Investigation of IgG antibody levels among healthcare workers vaccinated with inactivated COVID-19 vaccine using indirect ELISA

Document Type : Research Article


1 Bingol University, Veterinary Faculty, Microbiology Department, 12000 Bingol/TURKEY

2 2University of Health Sciences, Fethi Sekin City Hospital, Clinic of Infectious Diseases and Clinical Microbiology, Elazig, Turkey

3 Department of Microbiology, Faculty of Veterinary Medicine, University of Firat, Elazig, Turkey

4 Department of Physiology, Faculty of Veterinary Medicine, University of Bingol, 12000, Bingol-Turkey;

5 Department of Physiology, Faculty of Medicine, University of Adıyaman, Adıyaman, Turkey

6 Department of Physiology, Faculty of Medicine, University of Inonu, Malatya, Turkey

7 Department of Histology and Embryology, Faculty of Veterinary Medicine, University of Bingol, 12000, Bingol-Turkey

8 Firat University

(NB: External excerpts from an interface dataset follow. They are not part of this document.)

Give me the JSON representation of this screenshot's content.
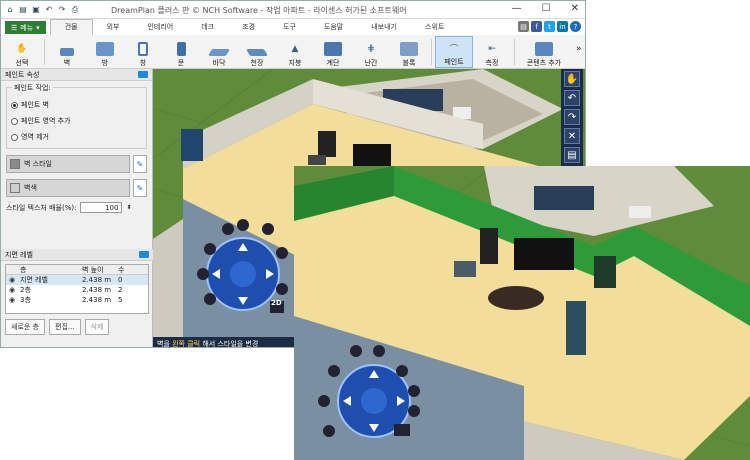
{
  "window": {
    "title": "DreamPlan 플러스 판 © NCH Software - 작업 아파트 - 라이센스 허가된 소프트웨어",
    "controls": [
      "—",
      "☐",
      "✕"
    ]
  },
  "menu": {
    "button_label": "메뉴",
    "tabs": [
      "건물",
      "외부",
      "인테리어",
      "데크",
      "조경",
      "도구",
      "도움말",
      "내보내기",
      "스위트"
    ],
    "active_tab": "건물"
  },
  "toolbar": {
    "tools": [
      {
        "label": "선택",
        "icon": "hand-icon"
      },
      {
        "label": "벽",
        "icon": "wall-icon"
      },
      {
        "label": "방",
        "icon": "room-icon"
      },
      {
        "label": "창",
        "icon": "window-icon"
      },
      {
        "label": "문",
        "icon": "door-icon"
      },
      {
        "label": "바닥",
        "icon": "floor-icon"
      },
      {
        "label": "천장",
        "icon": "ceiling-icon"
      },
      {
        "label": "지붕",
        "icon": "roof-icon"
      },
      {
        "label": "계단",
        "icon": "stairs-icon"
      },
      {
        "label": "난간",
        "icon": "railing-icon"
      },
      {
        "label": "블록",
        "icon": "block-icon"
      },
      {
        "label": "페인트",
        "icon": "paint-icon"
      },
      {
        "label": "측정",
        "icon": "measure-icon"
      },
      {
        "label": "콘텐츠 추가",
        "icon": "add-content-icon"
      }
    ],
    "active_tool": "페인트",
    "more_label": "»"
  },
  "paint_panel": {
    "title": "페인트 속성",
    "group_label": "페인트 작업:",
    "options": [
      "페인트 벽",
      "페인트 영역 추가",
      "영역 제거"
    ],
    "selected_option": "페인트 벽",
    "style_label": "벽 스타일",
    "color_label": "벽색",
    "scale_label": "스타일 텍스처 배율(%):",
    "scale_value": "100"
  },
  "layers_panel": {
    "title": "지면 레벨",
    "columns": [
      "층",
      "벽 높이",
      "수"
    ],
    "rows": [
      {
        "name": "지면 레벨",
        "height": "2.438 m",
        "count": "0"
      },
      {
        "name": "2층",
        "height": "2.438 m",
        "count": "2"
      },
      {
        "name": "3층",
        "height": "2.438 m",
        "count": "5"
      }
    ],
    "buttons": [
      "새로운 층",
      "편집...",
      "삭제"
    ]
  },
  "status": {
    "part1": "벽을 ",
    "highlight": "왼쪽 클릭",
    "part2": " 해서 스타일을 변경"
  },
  "nav": {
    "zoom_2d": "2D"
  },
  "colors": {
    "accent": "#2d7d32",
    "dark_panel": "#1e2b44",
    "wall_green": "#2e9b3a",
    "floor": "#f2dd9a",
    "grass": "#5f8b3a"
  }
}
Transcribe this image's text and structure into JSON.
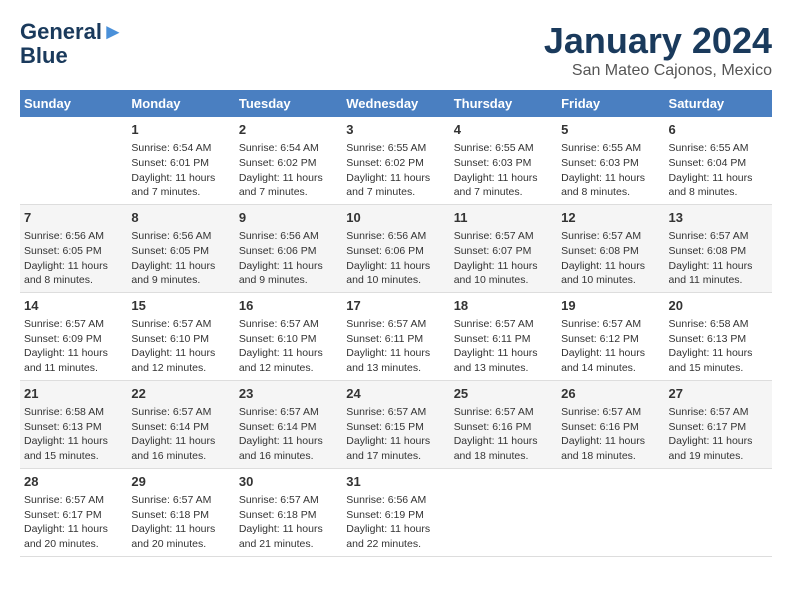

This study was conducted to investigate variations in SarsCoV-2-specific IgG levels over a 5-month period in healthcare workers who received two doses of CoronaVac vaccine.  Blood samples were collected from 122 participants on days 14, 56 and 150 following the second dose of the vaccination. SarsCoV-2 specific IgG antibody titres of the participants were measured using the QuantiCOR ELISA kit. Demographic data of the participants were recorded. Seropositivity on 14th, 56th and 150th days in the previously uninfected group was 44.8%, 50.7% and 32.8%, respectively. In the previously infected group, seropositivity was detected in 87.2%, 92.7% and 43.6% of the participants, respectively. While a statistically significant difference was determined between the two groups in terms of seropositivity on the 14th and 56th days, no statistical difference was found on the 150th day. The data of this study indicated that the CoronaVac vaccine provided sufficient immunity in previously infected individuals, though the duration of immunity was short. It is suggested that CoronaVac vaccine would be more appropriate to use as a booster in order to increase the effectiveness of a vaccine rather than the first vaccination, or to vaccinate people who have been infected before.